The body of the gunman was found on the roof of the building. Law enforcement officials say he shot himself in the chin, and the .308-caliber assault rifle authorities believe he used to shoot his former bandmates was found next to his body.
The Yellow Dogs were featured in the documentary “No One Knows About Persian Cats,” which celebrated them as “fixtures in Tehran’s underground rock scene before Iran’s Ministry of Culture caught on to them,” according to the Huffington Post.
Shocked fans posted messages of horror and mourning on the group’s Facebook page after the shooting.
The victims’ families still live in Iran and police are working with officials from the U.S. Department of State to notify them, law enforcement officials said.
Watch their video for “this city”:
Published on Jun 6, 2012
Neverheard Inc presents, “this city” by The Yellow Dogs
Directed by Bill Stepanoski
Produced by Kerry Taylor
Carousel Productions – NY
DOP: Filipp Penson
Edited by Bill Stepanoski
Art Directon by Zoe Bailey + Rosie Turnball
About East Williamsburg, Brooklyn:
East Williamsburg in Brooklyn is known for being home to many underground bands.
I was in this neighborhood twice.

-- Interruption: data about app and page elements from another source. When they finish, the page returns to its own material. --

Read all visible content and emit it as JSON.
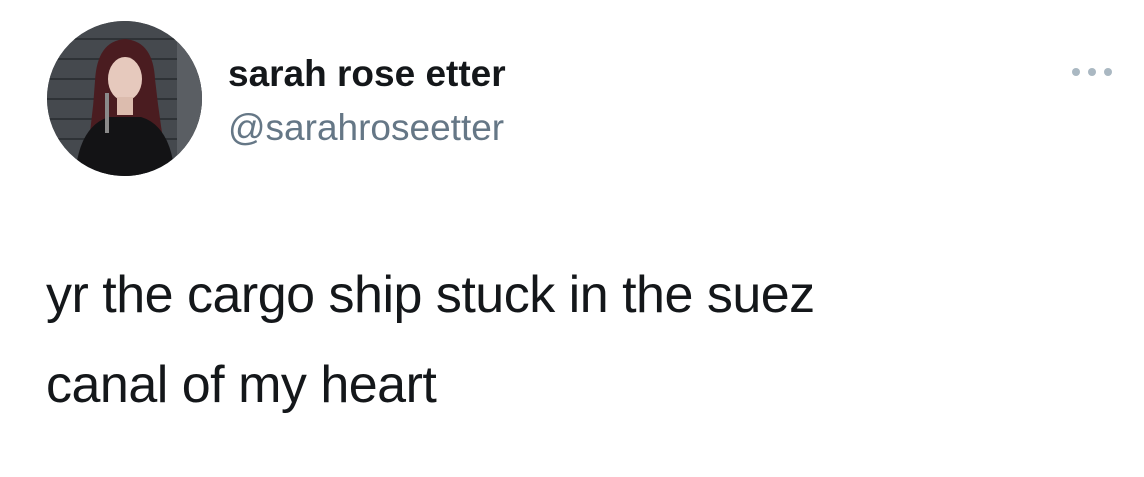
{
  "tweet": {
    "author": {
      "display_name": "sarah rose etter",
      "handle": "@sarahroseetter",
      "avatar_icon": "profile-photo"
    },
    "more_icon": "ellipsis-icon",
    "text": "yr the cargo ship stuck in the suez\ncanal of my heart"
  },
  "colors": {
    "text_primary": "#14171a",
    "text_secondary": "#657786",
    "more_dots": "#aab8c2",
    "background": "#ffffff"
  }
}
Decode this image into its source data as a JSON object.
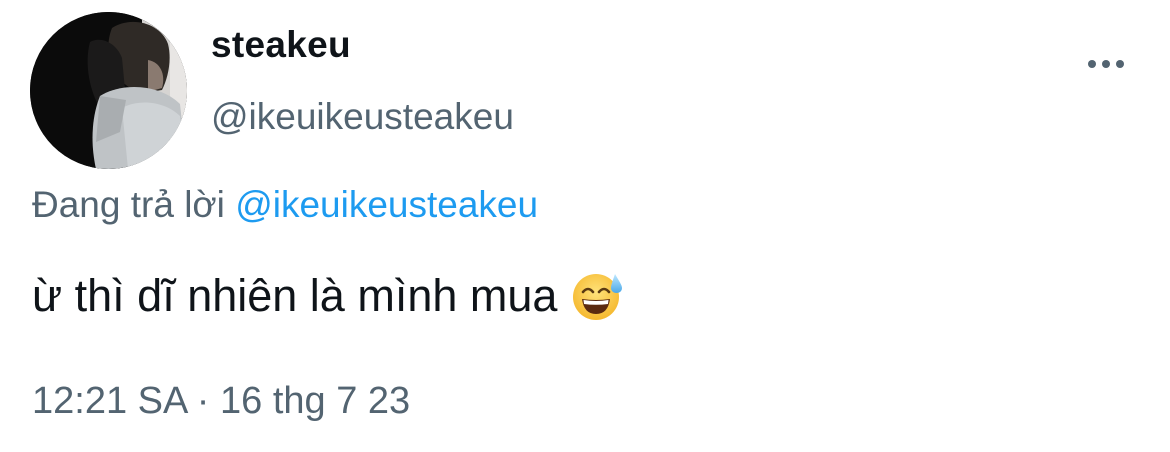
{
  "tweet": {
    "display_name": "steakeu",
    "handle": "@ikeuikeusteakeu",
    "more_icon": "more-horizontal-icon",
    "reply": {
      "prefix": "Đang trả lời",
      "mention": "@ikeuikeusteakeu"
    },
    "text": "ừ thì dĩ nhiên là mình mua",
    "emoji": "grinning-face-with-sweat-emoji",
    "timestamp": "12:21 SA · 16 thg 7 23"
  },
  "colors": {
    "text_primary": "#0f1419",
    "text_secondary": "#536471",
    "link": "#1d9bf0",
    "background": "#ffffff"
  }
}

If your band has arena sized dreams, then Shea Stadium may be a good place to start. The crowd will love and cheer for you as if you were winning the World Series. As for the team uniform, Shea Stadium was a plethora of plaid, unbrushed hair, and skinny jeans on a Saturday night.
This Shea Stadium isn’t in Queens and it’s definitely not in Manhattan. The vibe was free flowing complete with a beach ball in the air. Shea Stadium has the feel of a high school gymnasium and a suburban garage. The decor is makeshift with decade old couches and cartoon canvases. The stage even dons a wooden tidal wave border. It’s elementary and raw.
The bands I saw that night were a bit all over the place. One act played with their backs against the crowd. Another jumped so hard it looked like the stage was going to collapse. The music verged on alternative with a mix of rock influenced by the sounds of the 60’s. My favorite band of the night did not play on the stage but in the middle of the crowd and busted country. They played acoustic and it was refreshing to be able to understand them clearly. At times the bands at Shea Stadium sounded like a garbled mess. The instruments were louder than the mics, making it difficult to hear the artists sing. Shea Stadium is an experiential music venue, recording house, and open forum. It is part of the young Brooklyn scene and what goes on there is fluid.
Shea Stadium is in the middle of nowhere so keep the address handy because unless you are familiar with industrial warehouses and concealed music venues, you may have trouble finding the place. Cover is the price of a beer. Shea Stadium gets warm inside. For some cool air and a smoker’s break, one can sneak away to the balcony which stares right at the Empire State Building. There are surprising little gems like these in Brooklyn. Luckily, Shea Stadium is so underground that there are no velvet ropes or lines out the door. All you need to know is the address.